This brings the Government’s total investment across grants, capital, and repayable finance from the Culture Recovery Fund so far to more than £1.2 billion across over 5,000 individual cultural and heritage organisations and sites.
The second round of awards made today will help organisations to look ahead to the spring and summer and plan for reopening and recovery. After months of closures and cancellations to contain the virus and save lives, this funding will be a much needed helping hand for organisations transitioning back to normal in the months ahead.
Richard Spencer Breeze, Director at CAHC said: “The team at Cornwall Aviation Heritage Centre are delighted and relieved to have successfully secured additional funding support from round two of the Government’s Cultural Recovery Fund. This news comes as a real boost to the directors and volunteers who have worked tirelessly between Covid restrictions to maintain and build our aircraft collection in anticipation of the delayed start to the 2021 season.
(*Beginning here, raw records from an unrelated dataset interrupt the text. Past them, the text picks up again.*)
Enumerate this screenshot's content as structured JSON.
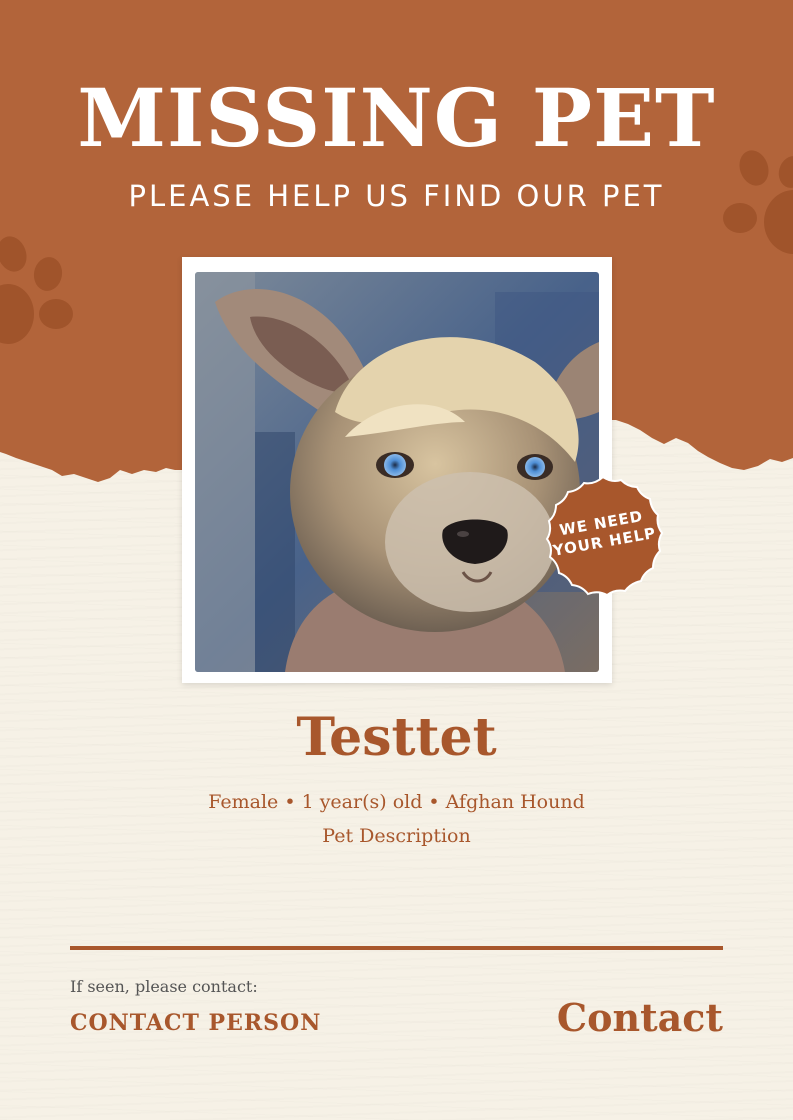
{
  "colors": {
    "brand": "#b2643a",
    "brand_dark": "#a8572c",
    "paper": "#f6f1e6",
    "text_muted": "#555555",
    "white": "#ffffff"
  },
  "header": {
    "title": "MISSING PET",
    "subtitle": "PLEASE HELP US FIND OUR PET"
  },
  "photo": {
    "subject": "dog-photo"
  },
  "badge": {
    "line1": "WE NEED",
    "line2": "YOUR HELP"
  },
  "pet": {
    "name": "Testtet",
    "details": "Female • 1 year(s) old • Afghan Hound",
    "description": "Pet Description"
  },
  "contact": {
    "prompt": "If seen, please contact:",
    "person": "CONTACT PERSON",
    "value": "Contact"
  }
}
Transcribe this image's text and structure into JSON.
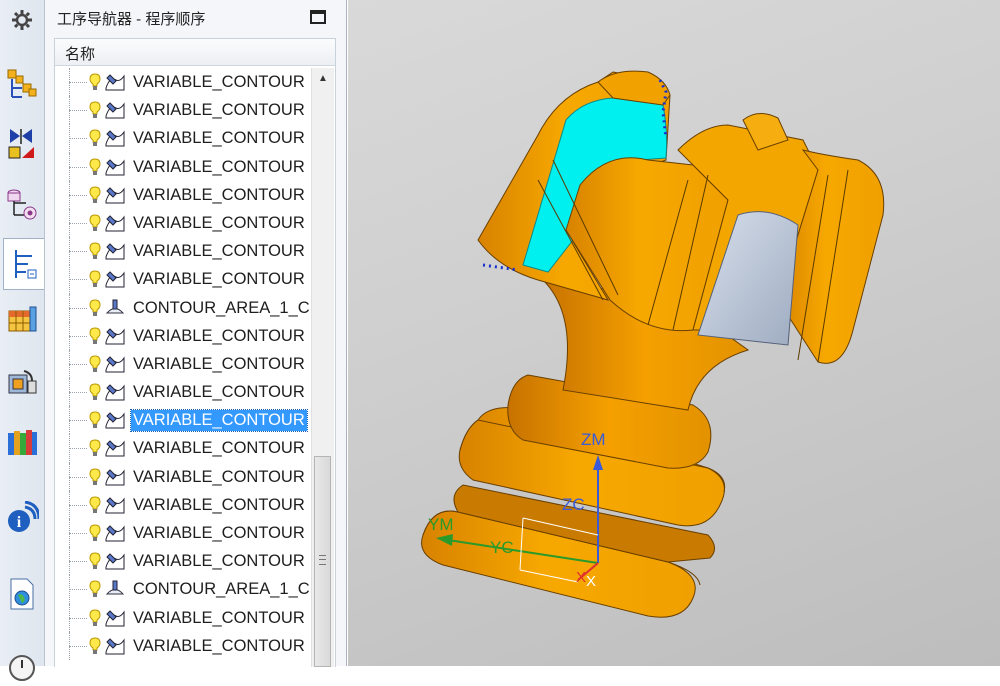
{
  "navigator": {
    "title": "工序导航器 - 程序顺序",
    "column_header": "名称",
    "rows": [
      {
        "label": "VARIABLE_CONTOUR",
        "type": "variable",
        "selected": false
      },
      {
        "label": "VARIABLE_CONTOUR",
        "type": "variable",
        "selected": false
      },
      {
        "label": "VARIABLE_CONTOUR",
        "type": "variable",
        "selected": false
      },
      {
        "label": "VARIABLE_CONTOUR",
        "type": "variable",
        "selected": false
      },
      {
        "label": "VARIABLE_CONTOUR",
        "type": "variable",
        "selected": false
      },
      {
        "label": "VARIABLE_CONTOUR",
        "type": "variable",
        "selected": false
      },
      {
        "label": "VARIABLE_CONTOUR",
        "type": "variable",
        "selected": false
      },
      {
        "label": "VARIABLE_CONTOUR",
        "type": "variable",
        "selected": false
      },
      {
        "label": "CONTOUR_AREA_1_C",
        "type": "area",
        "selected": false
      },
      {
        "label": "VARIABLE_CONTOUR",
        "type": "variable",
        "selected": false
      },
      {
        "label": "VARIABLE_CONTOUR",
        "type": "variable",
        "selected": false
      },
      {
        "label": "VARIABLE_CONTOUR",
        "type": "variable",
        "selected": false
      },
      {
        "label": "VARIABLE_CONTOUR",
        "type": "variable",
        "selected": true
      },
      {
        "label": "VARIABLE_CONTOUR",
        "type": "variable",
        "selected": false
      },
      {
        "label": "VARIABLE_CONTOUR",
        "type": "variable",
        "selected": false
      },
      {
        "label": "VARIABLE_CONTOUR",
        "type": "variable",
        "selected": false
      },
      {
        "label": "VARIABLE_CONTOUR",
        "type": "variable",
        "selected": false
      },
      {
        "label": "VARIABLE_CONTOUR",
        "type": "variable",
        "selected": false
      },
      {
        "label": "CONTOUR_AREA_1_C",
        "type": "area",
        "selected": false
      },
      {
        "label": "VARIABLE_CONTOUR",
        "type": "variable",
        "selected": false
      },
      {
        "label": "VARIABLE_CONTOUR",
        "type": "variable",
        "selected": false
      }
    ]
  },
  "resource_bar": {
    "icons": [
      "gear-icon",
      "assembly-navigator-icon",
      "constraint-navigator-icon",
      "part-navigator-icon",
      "operation-navigator-icon",
      "machine-tool-navigator-icon",
      "reuse-library-icon",
      "history-icon",
      "info-icon",
      "web-browser-icon",
      "clock-icon"
    ]
  },
  "viewport": {
    "axis_labels": {
      "zm": "ZM",
      "zc": "ZC",
      "ym": "YM",
      "yc": "YC"
    }
  },
  "colors": {
    "model_orange": "#f5a300",
    "cut_cyan": "#00f0f0",
    "selection_blue": "#3399ff",
    "axis_blue": "#3a5bd9",
    "axis_green": "#2a9a2a",
    "axis_red": "#e03030"
  }
}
The work continues to make our
centre a covid-safe place to visit in time for us to finally re-open our doors on 17th May.”
Culture Secretary, Oliver Dowden, said:
“Our record-breaking Culture Recovery Fund has already helped thousands of culture and heritage organisations across the country survive the biggest crisis they’ve ever faced.
Now we’re staying by their side as they prepare to welcome the public back through their doors – helping our cultural gems plan for reopening and thrive in the better times ahead.”
Ros Kerslake, CEO of The National Lottery Heritage Fund, said:
“Spring is definitely here, bringing not only sunshine but that sense of optimism and hope for the future. We are all looking forward to heritage places and other visitor attractions reopening and I am very pleased that we have been able to support DCMS in delivering this vital funding to ensure the UK’s heritage sector can rebuild and thrive, boosting local economies, creating jobs and supporting personal wellbeing.”
Duncan Wilson, Chief Executive of Historic England, said:
“The value of our heritage sites and the people who run them has been amply demonstrated, as they have provided an anchor for so many of us through the dark days of the last year. Vital grants from the Culture Recovery Fund have helped them survive and will now help them recover, as the places we all cherish start to reopen in the months ahead.”
The funding awarded today is from a £400 million pot which was held back last year to ensure the Culture Recovery Fund could continue to help organisations in need as the public health picture changed. The funding has been awarded by the National Lottery Heritage Fund and Historic England as well as the British Film Institute and Arts Council England